            char c = client.read();

         if (!client.connected()) 
            Serial.println("server disconnected");
      Serial.println("client disconnecting");
      Serial.println("connection failed");

void printAddress(DeviceAddress deviceAddress)
   for (uint8_t i = 0; i < 8; i++)
      if (deviceAddress[i] < 16) Serial.print("0");
      Serial.print(deviceAddress[i], HEX);

void loop()
   sensors.requestTemperatures(); // Send the command to get temperatures
   delay( ( 5l * 60l * 1000l) - 11000l  ); // wait 5 minutes


Feeding lm_sensors Data to a Remote Database

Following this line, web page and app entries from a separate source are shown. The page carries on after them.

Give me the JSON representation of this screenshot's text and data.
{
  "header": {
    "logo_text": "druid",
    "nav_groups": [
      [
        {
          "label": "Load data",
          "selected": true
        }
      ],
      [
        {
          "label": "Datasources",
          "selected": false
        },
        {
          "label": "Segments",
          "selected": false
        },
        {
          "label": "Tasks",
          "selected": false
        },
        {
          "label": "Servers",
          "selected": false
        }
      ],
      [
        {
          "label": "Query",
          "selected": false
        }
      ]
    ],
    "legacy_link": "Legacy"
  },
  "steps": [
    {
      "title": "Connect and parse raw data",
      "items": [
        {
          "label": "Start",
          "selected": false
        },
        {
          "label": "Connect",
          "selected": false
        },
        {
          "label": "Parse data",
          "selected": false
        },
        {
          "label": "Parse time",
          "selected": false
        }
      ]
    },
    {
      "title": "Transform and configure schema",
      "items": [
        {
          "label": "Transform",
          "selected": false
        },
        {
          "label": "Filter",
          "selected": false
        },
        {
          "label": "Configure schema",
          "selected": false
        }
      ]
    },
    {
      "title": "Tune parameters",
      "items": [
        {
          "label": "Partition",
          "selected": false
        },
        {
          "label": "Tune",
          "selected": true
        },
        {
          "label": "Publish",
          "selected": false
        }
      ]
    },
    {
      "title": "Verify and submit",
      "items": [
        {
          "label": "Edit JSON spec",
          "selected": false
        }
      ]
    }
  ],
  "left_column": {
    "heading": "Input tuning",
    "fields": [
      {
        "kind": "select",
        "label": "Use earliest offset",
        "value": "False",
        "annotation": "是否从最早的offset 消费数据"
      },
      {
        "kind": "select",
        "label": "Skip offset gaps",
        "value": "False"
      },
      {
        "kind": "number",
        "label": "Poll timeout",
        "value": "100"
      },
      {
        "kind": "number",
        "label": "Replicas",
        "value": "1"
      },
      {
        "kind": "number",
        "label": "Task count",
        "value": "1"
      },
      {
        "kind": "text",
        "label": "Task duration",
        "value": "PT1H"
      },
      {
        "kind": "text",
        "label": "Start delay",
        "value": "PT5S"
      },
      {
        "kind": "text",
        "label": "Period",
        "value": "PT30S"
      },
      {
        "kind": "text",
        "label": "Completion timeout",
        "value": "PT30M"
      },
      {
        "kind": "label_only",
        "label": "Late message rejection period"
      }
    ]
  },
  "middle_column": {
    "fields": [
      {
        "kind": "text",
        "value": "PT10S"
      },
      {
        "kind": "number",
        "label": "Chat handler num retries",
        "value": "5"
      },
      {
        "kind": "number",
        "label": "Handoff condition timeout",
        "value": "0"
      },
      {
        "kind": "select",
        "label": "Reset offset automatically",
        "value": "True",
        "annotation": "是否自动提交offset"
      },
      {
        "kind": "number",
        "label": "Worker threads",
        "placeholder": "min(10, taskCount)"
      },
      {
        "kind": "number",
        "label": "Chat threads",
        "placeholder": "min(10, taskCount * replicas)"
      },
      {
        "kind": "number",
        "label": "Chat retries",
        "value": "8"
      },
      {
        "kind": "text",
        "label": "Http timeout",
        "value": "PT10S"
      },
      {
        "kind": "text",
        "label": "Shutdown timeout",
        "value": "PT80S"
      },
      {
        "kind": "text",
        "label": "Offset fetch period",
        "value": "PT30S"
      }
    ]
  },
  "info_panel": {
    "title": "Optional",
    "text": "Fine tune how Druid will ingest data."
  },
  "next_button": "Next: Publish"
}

A more correct way to do this would be to use libsensors(3) but I couldn't find Python bindings for it, so I just read and parse the output of the sensors(1) program. The temperature and fanspeed readings come from a spare Asus Eee PC and the raw data can be seen here (may be offline). I wish I had a more varying and interesting data source but this will do for now for the purpose of playing with Google Chart API.

#!/usr/bin/env python

import os, scanf

temperature = 0
fanspeed = 0

for line in os.popen('/usr/bin/sensors'):
    if len(line) < 2:

    fields = line.split()

# Python scanf from http://hkn.eecs.berkeley.edu/~dyoo/python/scanf/

    key = fields[0]
    if key == 'temp1:':
        temperature = scanf.sscanf(fields[1], '+%d.0')
    if key == 'fan1:':
        fanspeed = scanf.sscanf(fields[1], '%d')

import urllib2

# Authentication code ripped from python.org docs

password_mgr = urllib2.HTTPPasswordMgrWithDefaultRealm()
top_level_url = "http://jonikahara.com/lab/thermometer/update"
password_mgr.add_password(None, top_level_url, 'USERNAME', 'PASSWORD')
handler = urllib2.HTTPBasicAuthHandler(password_mgr)
opener = urllib2.build_opener(handler)
opener.open('http://jonikahara.com/lab/thermometer/update?' + 'temperature=' + str(temperature[0]) + '&fanspeed=' + str(fanspeed[0]))